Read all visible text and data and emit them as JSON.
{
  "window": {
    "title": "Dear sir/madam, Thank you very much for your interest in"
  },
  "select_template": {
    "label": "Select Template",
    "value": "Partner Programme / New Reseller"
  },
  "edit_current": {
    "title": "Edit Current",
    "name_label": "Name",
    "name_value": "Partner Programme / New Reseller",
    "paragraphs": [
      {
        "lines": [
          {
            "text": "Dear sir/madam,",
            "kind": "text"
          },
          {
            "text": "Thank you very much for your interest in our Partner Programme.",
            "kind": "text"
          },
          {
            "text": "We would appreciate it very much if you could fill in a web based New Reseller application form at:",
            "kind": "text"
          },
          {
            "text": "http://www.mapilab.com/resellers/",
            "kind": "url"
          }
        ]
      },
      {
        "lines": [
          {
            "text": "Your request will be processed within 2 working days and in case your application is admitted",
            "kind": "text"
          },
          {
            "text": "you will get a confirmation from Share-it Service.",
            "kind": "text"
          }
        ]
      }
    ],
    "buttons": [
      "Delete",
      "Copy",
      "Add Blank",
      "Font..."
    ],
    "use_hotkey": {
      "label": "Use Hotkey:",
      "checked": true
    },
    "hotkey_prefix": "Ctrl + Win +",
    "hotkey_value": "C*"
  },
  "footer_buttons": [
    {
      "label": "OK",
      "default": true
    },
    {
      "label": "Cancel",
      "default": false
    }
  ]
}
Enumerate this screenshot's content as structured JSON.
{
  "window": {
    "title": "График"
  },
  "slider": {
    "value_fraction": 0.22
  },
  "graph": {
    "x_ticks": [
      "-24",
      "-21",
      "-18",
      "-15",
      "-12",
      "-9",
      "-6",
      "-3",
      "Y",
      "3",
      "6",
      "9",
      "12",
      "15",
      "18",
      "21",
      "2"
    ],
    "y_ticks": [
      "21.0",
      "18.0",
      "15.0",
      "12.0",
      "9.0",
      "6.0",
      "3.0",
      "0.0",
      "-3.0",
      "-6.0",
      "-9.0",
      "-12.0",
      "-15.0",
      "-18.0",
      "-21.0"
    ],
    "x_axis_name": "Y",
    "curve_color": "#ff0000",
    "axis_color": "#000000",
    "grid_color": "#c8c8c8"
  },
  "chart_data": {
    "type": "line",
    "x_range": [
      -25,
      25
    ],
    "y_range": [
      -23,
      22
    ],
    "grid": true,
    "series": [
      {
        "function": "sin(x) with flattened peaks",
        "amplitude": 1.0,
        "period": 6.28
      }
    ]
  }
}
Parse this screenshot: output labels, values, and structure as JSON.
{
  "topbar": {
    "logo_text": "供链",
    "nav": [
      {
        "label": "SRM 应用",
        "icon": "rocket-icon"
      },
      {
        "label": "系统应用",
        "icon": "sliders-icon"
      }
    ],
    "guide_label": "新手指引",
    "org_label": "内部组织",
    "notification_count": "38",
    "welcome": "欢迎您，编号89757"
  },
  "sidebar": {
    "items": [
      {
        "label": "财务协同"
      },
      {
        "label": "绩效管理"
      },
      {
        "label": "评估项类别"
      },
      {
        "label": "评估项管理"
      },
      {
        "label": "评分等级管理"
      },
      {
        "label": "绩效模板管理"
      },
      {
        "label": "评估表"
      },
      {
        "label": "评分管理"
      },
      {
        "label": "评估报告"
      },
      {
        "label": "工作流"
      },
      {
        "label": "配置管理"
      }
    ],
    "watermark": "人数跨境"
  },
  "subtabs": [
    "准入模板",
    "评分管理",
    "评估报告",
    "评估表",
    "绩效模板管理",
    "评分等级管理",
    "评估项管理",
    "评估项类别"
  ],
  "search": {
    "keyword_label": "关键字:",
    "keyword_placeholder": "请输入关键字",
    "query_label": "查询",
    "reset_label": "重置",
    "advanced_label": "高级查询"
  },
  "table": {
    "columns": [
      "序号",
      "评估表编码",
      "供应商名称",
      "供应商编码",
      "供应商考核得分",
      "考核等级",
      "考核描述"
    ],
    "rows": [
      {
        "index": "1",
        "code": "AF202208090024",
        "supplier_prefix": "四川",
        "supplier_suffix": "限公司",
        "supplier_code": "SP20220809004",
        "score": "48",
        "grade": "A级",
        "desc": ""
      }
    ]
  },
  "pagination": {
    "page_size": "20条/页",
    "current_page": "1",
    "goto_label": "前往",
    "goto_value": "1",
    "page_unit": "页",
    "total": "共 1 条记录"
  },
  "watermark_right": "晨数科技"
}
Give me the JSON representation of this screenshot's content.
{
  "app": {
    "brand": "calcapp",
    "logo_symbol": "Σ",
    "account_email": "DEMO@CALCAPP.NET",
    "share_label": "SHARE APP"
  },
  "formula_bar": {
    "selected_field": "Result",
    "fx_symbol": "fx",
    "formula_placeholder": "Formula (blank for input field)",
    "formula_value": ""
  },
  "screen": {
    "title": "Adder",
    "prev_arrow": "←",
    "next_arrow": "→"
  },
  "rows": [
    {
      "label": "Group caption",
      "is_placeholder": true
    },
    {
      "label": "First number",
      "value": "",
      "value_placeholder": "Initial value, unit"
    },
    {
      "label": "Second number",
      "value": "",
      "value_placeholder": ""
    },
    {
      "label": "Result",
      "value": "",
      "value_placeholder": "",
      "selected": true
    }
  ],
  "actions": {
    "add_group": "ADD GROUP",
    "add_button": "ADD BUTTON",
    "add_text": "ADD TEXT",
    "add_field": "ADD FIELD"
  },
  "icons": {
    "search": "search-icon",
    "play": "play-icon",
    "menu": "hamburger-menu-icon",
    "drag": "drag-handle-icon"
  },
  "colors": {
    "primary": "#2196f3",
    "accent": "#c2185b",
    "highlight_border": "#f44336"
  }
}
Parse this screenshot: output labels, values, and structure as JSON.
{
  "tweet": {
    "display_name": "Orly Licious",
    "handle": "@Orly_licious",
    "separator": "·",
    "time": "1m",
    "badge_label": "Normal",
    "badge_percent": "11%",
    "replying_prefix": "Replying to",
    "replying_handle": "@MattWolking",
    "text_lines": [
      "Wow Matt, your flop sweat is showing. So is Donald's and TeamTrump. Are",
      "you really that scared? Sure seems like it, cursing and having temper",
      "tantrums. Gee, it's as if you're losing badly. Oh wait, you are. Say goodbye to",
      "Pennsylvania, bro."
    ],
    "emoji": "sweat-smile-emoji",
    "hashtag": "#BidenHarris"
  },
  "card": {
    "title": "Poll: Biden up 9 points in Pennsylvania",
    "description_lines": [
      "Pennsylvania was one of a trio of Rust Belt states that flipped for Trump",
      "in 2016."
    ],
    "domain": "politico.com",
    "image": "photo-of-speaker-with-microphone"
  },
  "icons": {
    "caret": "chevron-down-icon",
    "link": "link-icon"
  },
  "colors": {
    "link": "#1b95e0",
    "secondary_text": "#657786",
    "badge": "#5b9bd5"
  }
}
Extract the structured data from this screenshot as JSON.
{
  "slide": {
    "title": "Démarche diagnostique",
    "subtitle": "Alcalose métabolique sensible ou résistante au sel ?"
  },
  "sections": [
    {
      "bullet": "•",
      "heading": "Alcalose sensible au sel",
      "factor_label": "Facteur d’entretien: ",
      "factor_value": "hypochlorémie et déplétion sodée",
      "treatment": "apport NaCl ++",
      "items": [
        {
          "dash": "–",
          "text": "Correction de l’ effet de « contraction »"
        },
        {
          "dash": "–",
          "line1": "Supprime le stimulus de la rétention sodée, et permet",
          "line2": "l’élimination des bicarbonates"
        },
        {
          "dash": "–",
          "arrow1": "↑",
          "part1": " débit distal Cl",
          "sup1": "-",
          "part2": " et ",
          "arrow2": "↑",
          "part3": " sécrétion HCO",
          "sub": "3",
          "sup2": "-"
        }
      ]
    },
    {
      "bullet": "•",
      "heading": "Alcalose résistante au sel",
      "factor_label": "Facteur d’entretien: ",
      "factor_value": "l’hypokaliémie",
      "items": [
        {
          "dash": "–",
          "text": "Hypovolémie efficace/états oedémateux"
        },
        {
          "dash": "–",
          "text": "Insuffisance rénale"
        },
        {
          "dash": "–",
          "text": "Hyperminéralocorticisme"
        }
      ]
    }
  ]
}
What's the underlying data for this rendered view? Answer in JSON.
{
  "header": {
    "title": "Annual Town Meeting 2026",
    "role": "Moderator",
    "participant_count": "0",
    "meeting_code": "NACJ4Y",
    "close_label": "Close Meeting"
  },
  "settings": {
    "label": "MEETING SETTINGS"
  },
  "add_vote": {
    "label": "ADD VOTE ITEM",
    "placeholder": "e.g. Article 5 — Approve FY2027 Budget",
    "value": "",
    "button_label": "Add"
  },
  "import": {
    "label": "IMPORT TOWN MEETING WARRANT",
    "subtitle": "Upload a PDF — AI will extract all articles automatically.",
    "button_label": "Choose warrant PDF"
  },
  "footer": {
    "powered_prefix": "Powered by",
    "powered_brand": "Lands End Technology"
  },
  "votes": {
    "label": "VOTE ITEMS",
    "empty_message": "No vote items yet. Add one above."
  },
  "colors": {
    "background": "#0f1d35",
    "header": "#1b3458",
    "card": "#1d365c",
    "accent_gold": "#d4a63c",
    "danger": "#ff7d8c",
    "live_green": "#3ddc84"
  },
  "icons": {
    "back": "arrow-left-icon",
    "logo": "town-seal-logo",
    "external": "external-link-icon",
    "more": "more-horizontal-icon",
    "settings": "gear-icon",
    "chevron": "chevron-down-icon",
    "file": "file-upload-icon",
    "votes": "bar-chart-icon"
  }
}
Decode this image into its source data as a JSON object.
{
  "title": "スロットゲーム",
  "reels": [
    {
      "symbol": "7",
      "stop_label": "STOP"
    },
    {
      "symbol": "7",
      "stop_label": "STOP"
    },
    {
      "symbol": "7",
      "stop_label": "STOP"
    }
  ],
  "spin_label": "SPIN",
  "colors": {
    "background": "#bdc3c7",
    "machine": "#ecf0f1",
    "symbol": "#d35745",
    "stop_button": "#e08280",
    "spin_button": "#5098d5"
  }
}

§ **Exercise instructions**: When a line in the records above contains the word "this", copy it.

§ **Exercise answer**:
Enumerate this screenshot's content as structured JSON.
Parse this screenshot: output labels, values, and structure as JSON.
Give me the JSON representation of this screenshot's content.
Parse this screenshot: output labels, values, and structure as JSON.
Extract the structured data from this screenshot as JSON.
What's the underlying data for this rendered view? Answer in JSON.
Decode this image into its source data as a JSON object.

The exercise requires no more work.